Speaking of fathers, Grey’s walks into the bar and, being a good son, Grey offers to let him crash at his loft. Meanwhile, despite the advice of her new lawyer — who you could say is put in between a rock and a hard place given the relationship his son and Dex have — our hero sets out to find more answers about who not only killed her former beau Benny but also framed her for the death of T.J.
For this episode, I had three favorite scenes, with two of them involving the indoor second levels of buildings. The first is when Dex confronts Father Murphy, who she discovers was in Benny’s military unit. After punching through a confessional divider, Murphy grabs a duffle bag and attempts to make a break for it. Instead, Dex catches up and rips the bag away from him, causing it to rain cash upon a praiseful congregation.
Incidentally, that money leads to my second favorite scene of the episode as Dex returns to the bar to catch Grey up to speed on her meeting with Murphy and the cash that came from it. Soon enough, there’s a knock on the door as Ansel has a message to pass to Grey. While he and Dex attempt to act normal, Ansel clearly knows something is up and shoots them a hilariously suspicious look. Can we all agree that Ansel and actor Cole Sibus are a big part of what makes this show so great?
Anyway, my third and final fave is when Dex literally takes the money and runs while cops descend on the bar to take her in. Thanks to some smart misdirection and what must have been a nerve-racking catwalk escape, Dex manages to make her getaway — after discovering that all of the bills happened to be minted in the same year: 2006.
As for the end of the episode, while I spare the details for how the mystery is resolved and how Dex manages to beat her murder rap, what’s interesting is how the show teases potential plot points for Season 2 (assuming there is one). First, although Hoffman seems to be mostly out of the doghouse, he leaves his badge with Lieutenant Cosgrove, saying that he isn’t quite sure what he wants to be. Elsewhere, although Grey is expecting his father to greet him, he ends up encountering someone looking for his dad, claiming that the patriarch took something that didn’t belong to him and recruiting Grey to help track him down. And finally, while Ansel is anticipating his ex to come over so he can try to score a second chance (with the help of Tookie), he opens the door to reveal a figure we only see from behind. After a second, Dex asks, “Mom?” So I guess season two will be a true family affair.
After watching the season finale of Stumptown, I now want to go back and pay a bit more attention to some of the episodes I only passively watched or those I missed entirely. Furthermore, I’m really hoping that the show ends up getting a second season. With sharp humor, great characters, and fun action, Stumptown is a win in my book. Here’s hoping we get to see much more of Dex, Ansel, Grey, and Hoffman in the future.
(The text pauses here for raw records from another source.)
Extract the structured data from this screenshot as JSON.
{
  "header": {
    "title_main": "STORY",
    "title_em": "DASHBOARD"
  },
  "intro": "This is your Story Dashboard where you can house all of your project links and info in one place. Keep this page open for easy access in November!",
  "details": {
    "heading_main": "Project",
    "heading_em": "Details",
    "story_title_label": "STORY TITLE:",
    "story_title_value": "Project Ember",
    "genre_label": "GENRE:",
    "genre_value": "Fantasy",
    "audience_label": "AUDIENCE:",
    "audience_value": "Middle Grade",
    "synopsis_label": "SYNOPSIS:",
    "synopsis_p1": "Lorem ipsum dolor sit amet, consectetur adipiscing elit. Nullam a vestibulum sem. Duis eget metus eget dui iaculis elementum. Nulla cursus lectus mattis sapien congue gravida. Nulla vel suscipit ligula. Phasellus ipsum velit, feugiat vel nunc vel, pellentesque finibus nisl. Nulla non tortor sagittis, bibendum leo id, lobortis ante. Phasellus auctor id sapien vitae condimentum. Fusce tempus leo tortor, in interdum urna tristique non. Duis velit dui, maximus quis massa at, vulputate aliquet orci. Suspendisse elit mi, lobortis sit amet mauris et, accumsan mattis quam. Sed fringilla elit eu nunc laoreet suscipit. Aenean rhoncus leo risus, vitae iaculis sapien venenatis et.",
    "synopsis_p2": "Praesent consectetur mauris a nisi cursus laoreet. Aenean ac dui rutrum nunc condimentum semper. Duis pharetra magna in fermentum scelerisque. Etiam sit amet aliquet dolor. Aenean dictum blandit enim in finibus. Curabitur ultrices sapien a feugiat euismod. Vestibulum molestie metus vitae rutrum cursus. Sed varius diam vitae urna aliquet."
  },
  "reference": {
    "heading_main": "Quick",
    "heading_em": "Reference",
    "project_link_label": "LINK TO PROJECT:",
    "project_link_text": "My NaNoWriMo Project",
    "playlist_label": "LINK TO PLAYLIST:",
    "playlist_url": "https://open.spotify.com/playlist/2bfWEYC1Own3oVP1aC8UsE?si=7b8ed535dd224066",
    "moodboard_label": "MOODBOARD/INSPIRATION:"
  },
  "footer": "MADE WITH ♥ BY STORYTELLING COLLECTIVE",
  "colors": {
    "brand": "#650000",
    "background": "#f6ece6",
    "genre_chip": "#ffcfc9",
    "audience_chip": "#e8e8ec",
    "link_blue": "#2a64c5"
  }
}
Kyle is a writer living in Springfield, MO. His deep love of Disney and other pop culture finds its way into his stories, scripts, and tweets. His first book “The E-Ticket Life: Stories, Essays, and Lessons Learned from My Decidedly Disney Travels” is available in paperback and for Kindle. http://amzn.to/1CStAhV